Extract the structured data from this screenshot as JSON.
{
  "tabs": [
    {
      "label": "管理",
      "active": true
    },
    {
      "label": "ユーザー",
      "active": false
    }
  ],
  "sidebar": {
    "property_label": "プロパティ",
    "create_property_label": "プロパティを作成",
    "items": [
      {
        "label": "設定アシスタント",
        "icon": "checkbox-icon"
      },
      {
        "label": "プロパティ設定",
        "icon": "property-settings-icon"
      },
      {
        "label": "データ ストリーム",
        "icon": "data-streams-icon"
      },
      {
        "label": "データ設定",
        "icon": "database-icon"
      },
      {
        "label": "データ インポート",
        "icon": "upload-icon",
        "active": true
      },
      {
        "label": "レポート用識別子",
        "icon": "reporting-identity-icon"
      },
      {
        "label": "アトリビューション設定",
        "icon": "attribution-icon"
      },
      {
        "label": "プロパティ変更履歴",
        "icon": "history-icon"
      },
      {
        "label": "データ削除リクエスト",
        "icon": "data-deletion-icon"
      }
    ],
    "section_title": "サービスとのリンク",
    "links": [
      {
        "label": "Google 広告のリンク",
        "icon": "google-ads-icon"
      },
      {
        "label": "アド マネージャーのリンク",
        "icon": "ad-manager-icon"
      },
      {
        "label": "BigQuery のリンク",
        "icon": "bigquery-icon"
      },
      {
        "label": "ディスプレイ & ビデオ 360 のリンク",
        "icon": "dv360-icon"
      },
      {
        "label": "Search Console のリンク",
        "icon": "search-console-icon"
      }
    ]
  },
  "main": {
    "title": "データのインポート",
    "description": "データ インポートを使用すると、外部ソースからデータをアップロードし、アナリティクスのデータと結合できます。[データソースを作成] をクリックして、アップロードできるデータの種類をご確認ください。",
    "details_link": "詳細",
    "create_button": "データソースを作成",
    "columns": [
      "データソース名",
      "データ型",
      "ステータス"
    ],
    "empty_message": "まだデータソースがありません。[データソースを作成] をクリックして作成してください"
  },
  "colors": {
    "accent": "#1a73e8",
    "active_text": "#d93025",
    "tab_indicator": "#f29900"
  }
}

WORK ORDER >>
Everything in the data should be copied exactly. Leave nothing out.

RESPONSE BELOW >>
Extract the structured data from this screenshot as JSON.
{
  "tabs": [
    {
      "label": "管理",
      "active": true
    },
    {
      "label": "ユーザー",
      "active": false
    }
  ],
  "sidebar": {
    "property_label": "プロパティ",
    "create_property_label": "プロパティを作成",
    "items": [
      {
        "label": "設定アシスタント",
        "icon": "checkbox-icon"
      },
      {
        "label": "プロパティ設定",
        "icon": "property-settings-icon"
      },
      {
        "label": "データ ストリーム",
        "icon": "data-streams-icon"
      },
      {
        "label": "データ設定",
        "icon": "database-icon"
      },
      {
        "label": "データ インポート",
        "icon": "upload-icon",
        "active": true
      },
      {
        "label": "レポート用識別子",
        "icon": "reporting-identity-icon"
      },
      {
        "label": "アトリビューション設定",
        "icon": "attribution-icon"
      },
      {
        "label": "プロパティ変更履歴",
        "icon": "history-icon"
      },
      {
        "label": "データ削除リクエスト",
        "icon": "data-deletion-icon"
      }
    ],
    "section_title": "サービスとのリンク",
    "links": [
      {
        "label": "Google 広告のリンク",
        "icon": "google-ads-icon"
      },
      {
        "label": "アド マネージャーのリンク",
        "icon": "ad-manager-icon"
      },
      {
        "label": "BigQuery のリンク",
        "icon": "bigquery-icon"
      },
      {
        "label": "ディスプレイ & ビデオ 360 のリンク",
        "icon": "dv360-icon"
      },
      {
        "label": "Search Console のリンク",
        "icon": "search-console-icon"
      }
    ]
  },
  "main": {
    "title": "データのインポート",
    "description": "データ インポートを使用すると、外部ソースからデータをアップロードし、アナリティクスのデータと結合できます。[データソースを作成] をクリックして、アップロードできるデータの種類をご確認ください。",
    "details_link": "詳細",
    "create_button": "データソースを作成",
    "columns": [
      "データソース名",
      "データ型",
      "ステータス"
    ],
    "empty_message": "まだデータソースがありません。[データソースを作成] をクリックして作成してください"
  },
  "colors": {
    "accent": "#1a73e8",
    "active_text": "#d93025",
    "tab_indicator": "#f29900"
  }
}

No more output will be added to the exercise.